## Work to complete
Copy all lines containing the string "MALE" from the records below.

==================================================

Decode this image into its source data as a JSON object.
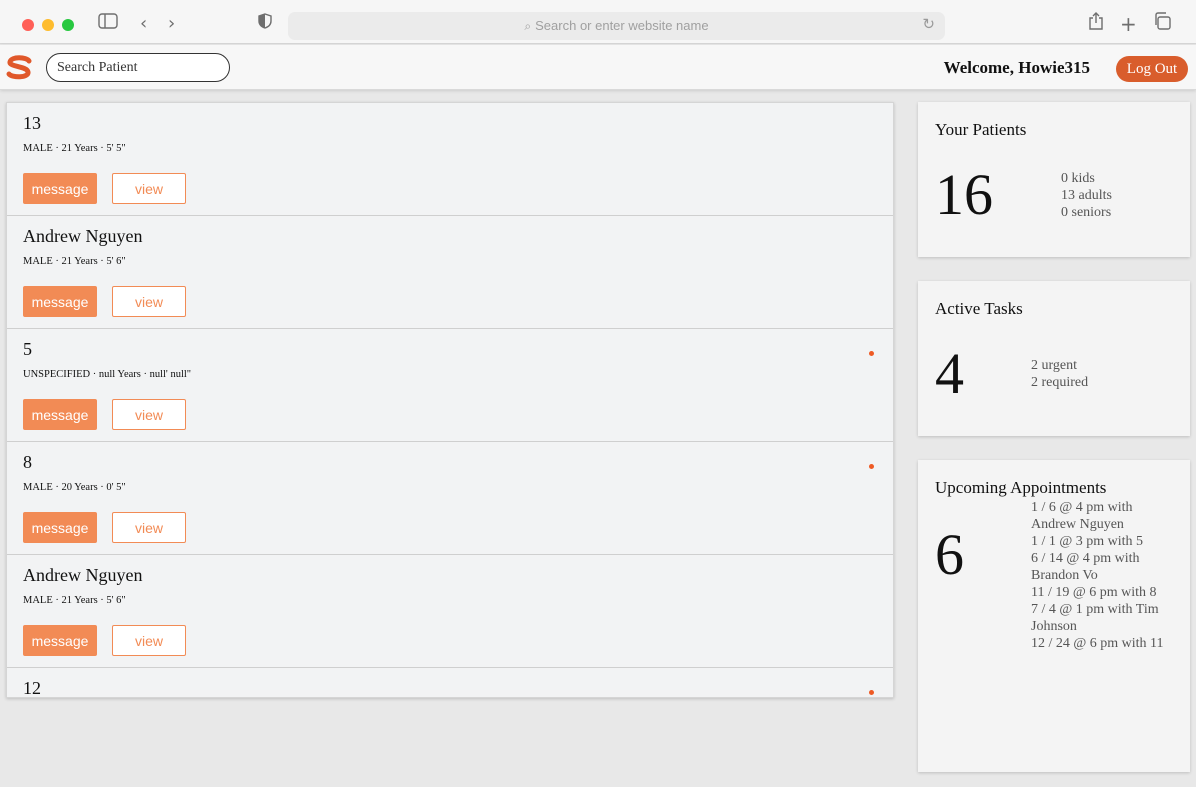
{
  "browser": {
    "address_placeholder": "Search or enter website name"
  },
  "app": {
    "logo_letter": "S",
    "search_placeholder": "Search Patient",
    "welcome": "Welcome, Howie315",
    "logout_label": "Log Out",
    "accent_color": "#d95d2c",
    "button_color": "#f28b55"
  },
  "patients": [
    {
      "name": "13",
      "meta": "MALE  ·  21 Years  ·  5' 5\"",
      "unread": false,
      "message_label": "message",
      "view_label": "view"
    },
    {
      "name": "Andrew Nguyen",
      "meta": "MALE  ·  21 Years  ·  5' 6\"",
      "unread": false,
      "message_label": "message",
      "view_label": "view"
    },
    {
      "name": "5",
      "meta": "UNSPECIFIED  ·  null Years  ·  null' null\"",
      "unread": true,
      "message_label": "message",
      "view_label": "view"
    },
    {
      "name": "8",
      "meta": "MALE  ·  20 Years  ·  0' 5\"",
      "unread": true,
      "message_label": "message",
      "view_label": "view"
    },
    {
      "name": "Andrew Nguyen",
      "meta": "MALE  ·  21 Years  ·  5' 6\"",
      "unread": false,
      "message_label": "message",
      "view_label": "view"
    },
    {
      "name": "12",
      "meta": "",
      "unread": true,
      "message_label": "",
      "view_label": ""
    }
  ],
  "your_patients": {
    "title": "Your Patients",
    "count": "16",
    "kids": "0 kids",
    "adults": "13 adults",
    "seniors": "0 seniors"
  },
  "active_tasks": {
    "title": "Active Tasks",
    "count": "4",
    "urgent": "2 urgent",
    "required": "2 required"
  },
  "appointments": {
    "title": "Upcoming Appointments",
    "count": "6",
    "lines": [
      "1 / 6 @ 4 pm with",
      "Andrew Nguyen",
      "1 / 1 @ 3 pm with 5",
      "6 / 14 @ 4 pm with",
      "Brandon Vo",
      "11 / 19 @ 6 pm with 8",
      "7 / 4 @ 1 pm with Tim",
      "Johnson",
      "12 / 24 @ 6 pm with 11"
    ]
  }
}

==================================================

## Response to this task
      "meta": "MALE  ·  21 Years  ·  5' 5\"",
      "meta": "MALE  ·  21 Years  ·  5' 6\"",
      "meta": "MALE  ·  20 Years  ·  0' 5\"",
      "meta": "MALE  ·  21 Years  ·  5' 6\"",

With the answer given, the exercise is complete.